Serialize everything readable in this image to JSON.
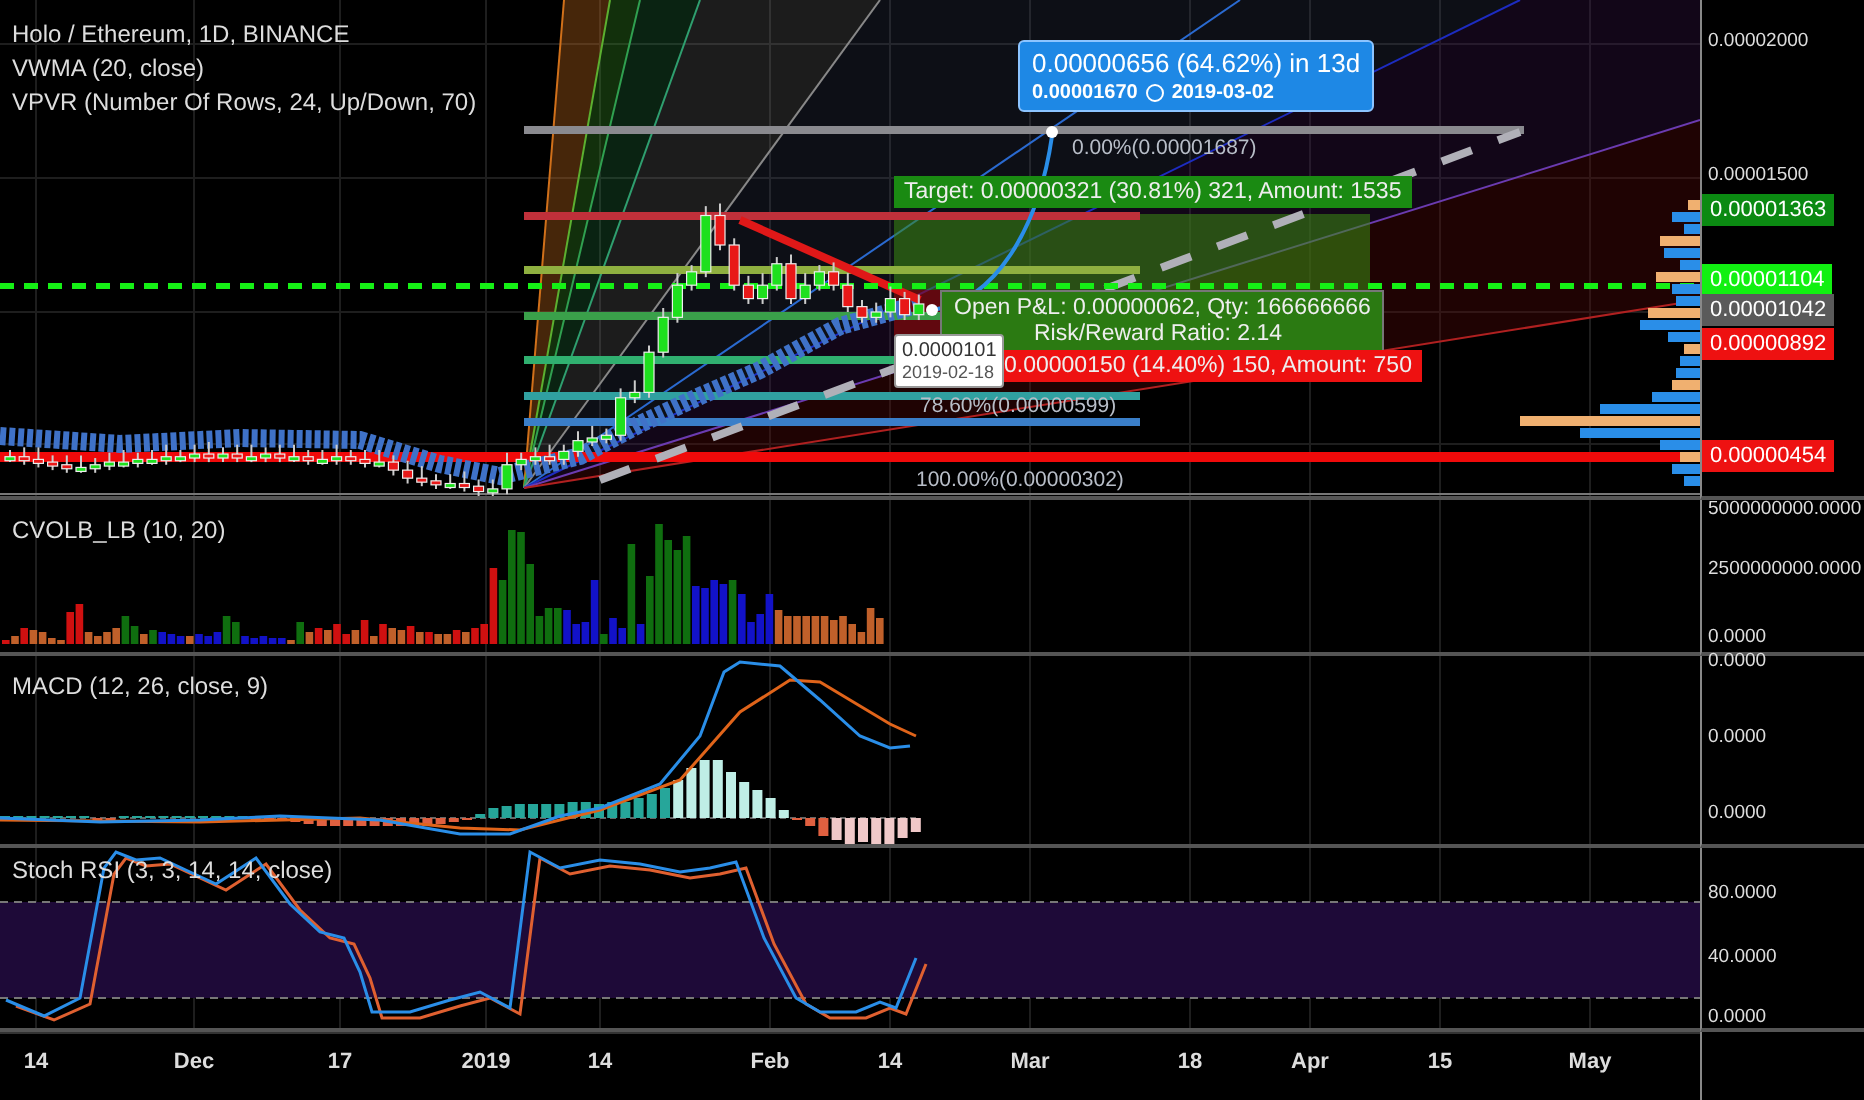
{
  "legend": {
    "symbol": "Holo / Ethereum, 1D, BINANCE",
    "indicators": [
      "VWMA (20, close)",
      "VPVR (Number Of Rows, 24, Up/Down, 70)"
    ]
  },
  "projection": {
    "change": "0.00000656 (64.62%) in 13d",
    "price": "0.00001670",
    "date": "2019-03-02"
  },
  "position": {
    "target": "Target: 0.00000321 (30.81%) 321, Amount: 1535",
    "open_pnl": "Open P&L: 0.00000062, Qty: 166666666",
    "risk_reward": "Risk/Reward Ratio: 2.14",
    "stop": "0.00000150 (14.40%) 150, Amount: 750"
  },
  "cursor_tooltip": {
    "price": "0.0000101",
    "date": "2019-02-18"
  },
  "fib_labels": [
    "0.00%(0.00001687)",
    "78.60%(0.00000599)",
    "100.00%(0.00000302)"
  ],
  "price_axis": {
    "ticks": [
      "0.00002000",
      "0.00001500"
    ],
    "badges": [
      {
        "text": "0.00001363",
        "color": "#0b8a12"
      },
      {
        "text": "0.00001104",
        "color": "#11f011"
      },
      {
        "text": "0.00001042",
        "color": "#5a5a5a"
      },
      {
        "text": "0.00000892",
        "color": "#ee1111"
      },
      {
        "text": "0.00000454",
        "color": "#ee1111"
      }
    ]
  },
  "panes": [
    {
      "kind": "volume",
      "title": "CVOLB_LB (10, 20)",
      "axis": [
        "5000000000.0000",
        "2500000000.0000",
        "0.0000"
      ]
    },
    {
      "kind": "macd",
      "title": "MACD (12, 26, close, 9)",
      "axis": [
        "0.0000",
        "0.0000",
        "0.0000"
      ]
    },
    {
      "kind": "stoch",
      "title": "Stoch RSI (3, 3, 14, 14, close)",
      "axis": [
        "80.0000",
        "40.0000",
        "0.0000"
      ]
    }
  ],
  "time_axis": [
    "14",
    "Dec",
    "17",
    "2019",
    "14",
    "Feb",
    "14",
    "Mar",
    "18",
    "Apr",
    "15",
    "May"
  ]
}
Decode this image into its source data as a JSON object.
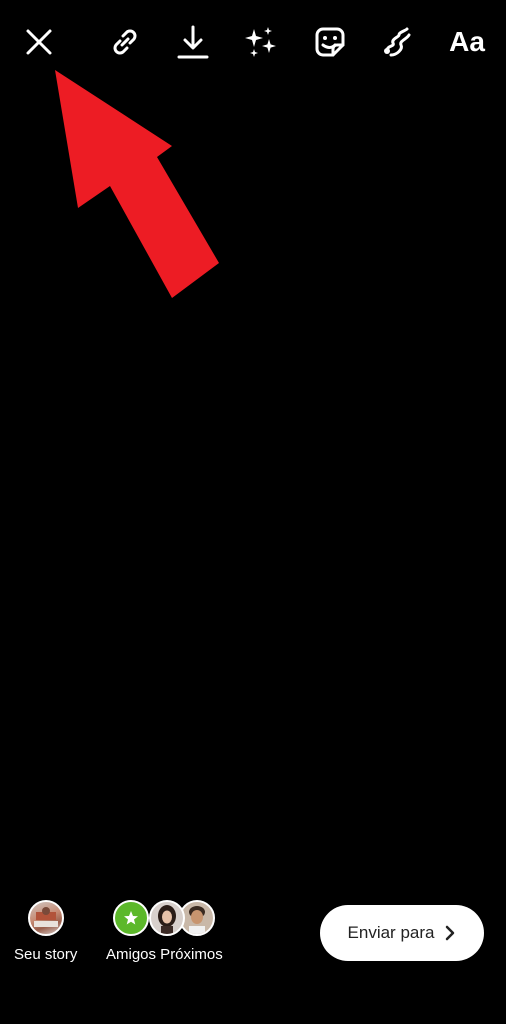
{
  "toolbar": {
    "close_icon": "close-icon",
    "link_icon": "link-icon",
    "download_icon": "download-icon",
    "effects_icon": "sparkles-icon",
    "sticker_icon": "sticker-icon",
    "draw_icon": "draw-icon",
    "text_tool_label": "Aa"
  },
  "annotation": {
    "arrow_color": "#ed1c24"
  },
  "share_bar": {
    "your_story_label": "Seu story",
    "close_friends_label": "Amigos Próximos",
    "close_friends_badge_color": "#5cb82a",
    "send_button_label": "Enviar para"
  },
  "colors": {
    "background": "#000000",
    "foreground": "#ffffff"
  }
}
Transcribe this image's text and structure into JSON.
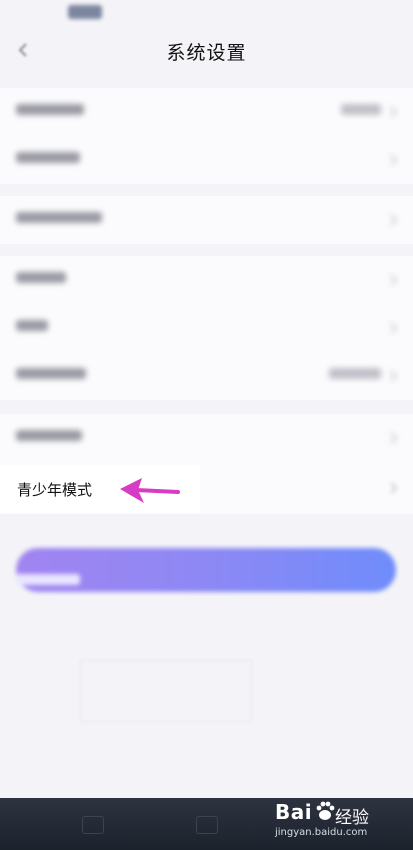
{
  "header": {
    "title": "系统设置"
  },
  "rows": {
    "teen_mode_label": "青少年模式"
  },
  "colors": {
    "arrow": "#d63cc4",
    "logout_gradient_start": "#a184f0",
    "logout_gradient_end": "#6f8cfb"
  },
  "watermark": {
    "brand": "Bai",
    "brand_suffix": "经验",
    "url": "jingyan.baidu.com"
  },
  "icons": [
    "back-icon",
    "chevron-right-icon",
    "pointer-arrow-icon",
    "baidu-paw-icon"
  ]
}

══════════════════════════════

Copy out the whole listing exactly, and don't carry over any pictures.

◆ REPLY TO THE TASK
Serialize everything readable in this image to JSON.
{
  "legend": {
    "symbol": "Holo / Ethereum, 1D, BINANCE",
    "indicators": [
      "VWMA (20, close)",
      "VPVR (Number Of Rows, 24, Up/Down, 70)"
    ]
  },
  "projection": {
    "change": "0.00000656 (64.62%) in 13d",
    "price": "0.00001670",
    "date": "2019-03-02"
  },
  "position": {
    "target": "Target: 0.00000321 (30.81%) 321, Amount: 1535",
    "open_pnl": "Open P&L: 0.00000062, Qty: 166666666",
    "risk_reward": "Risk/Reward Ratio: 2.14",
    "stop": "0.00000150 (14.40%) 150, Amount: 750"
  },
  "cursor_tooltip": {
    "price": "0.0000101",
    "date": "2019-02-18"
  },
  "fib_labels": [
    "0.00%(0.00001687)",
    "78.60%(0.00000599)",
    "100.00%(0.00000302)"
  ],
  "price_axis": {
    "ticks": [
      "0.00002000",
      "0.00001500"
    ],
    "badges": [
      {
        "text": "0.00001363",
        "color": "#0b8a12"
      },
      {
        "text": "0.00001104",
        "color": "#11f011"
      },
      {
        "text": "0.00001042",
        "color": "#5a5a5a"
      },
      {
        "text": "0.00000892",
        "color": "#ee1111"
      },
      {
        "text": "0.00000454",
        "color": "#ee1111"
      }
    ]
  },
  "panes": [
    {
      "kind": "volume",
      "title": "CVOLB_LB (10, 20)",
      "axis": [
        "5000000000.0000",
        "2500000000.0000",
        "0.0000"
      ]
    },
    {
      "kind": "macd",
      "title": "MACD (12, 26, close, 9)",
      "axis": [
        "0.0000",
        "0.0000",
        "0.0000"
      ]
    },
    {
      "kind": "stoch",
      "title": "Stoch RSI (3, 3, 14, 14, close)",
      "axis": [
        "80.0000",
        "40.0000",
        "0.0000"
      ]
    }
  ],
  "time_axis": [
    "14",
    "Dec",
    "17",
    "2019",
    "14",
    "Feb",
    "14",
    "Mar",
    "18",
    "Apr",
    "15",
    "May"
  ]
}
Decode this image into its source data as a JSON object.
{
  "toolbar": {
    "close_icon": "close-icon",
    "link_icon": "link-icon",
    "download_icon": "download-icon",
    "effects_icon": "sparkles-icon",
    "sticker_icon": "sticker-icon",
    "draw_icon": "draw-icon",
    "text_tool_label": "Aa"
  },
  "annotation": {
    "arrow_color": "#ed1c24"
  },
  "share_bar": {
    "your_story_label": "Seu story",
    "close_friends_label": "Amigos Próximos",
    "close_friends_badge_color": "#5cb82a",
    "send_button_label": "Enviar para"
  },
  "colors": {
    "background": "#000000",
    "foreground": "#ffffff"
  }
}
Transcribe this image's text and structure into JSON.
{
  "header": {
    "title": "系统设置"
  },
  "rows": {
    "teen_mode_label": "青少年模式"
  },
  "colors": {
    "arrow": "#d63cc4",
    "logout_gradient_start": "#a184f0",
    "logout_gradient_end": "#6f8cfb"
  },
  "watermark": {
    "brand": "Bai",
    "brand_suffix": "经验",
    "url": "jingyan.baidu.com"
  },
  "icons": [
    "back-icon",
    "chevron-right-icon",
    "pointer-arrow-icon",
    "baidu-paw-icon"
  ]
}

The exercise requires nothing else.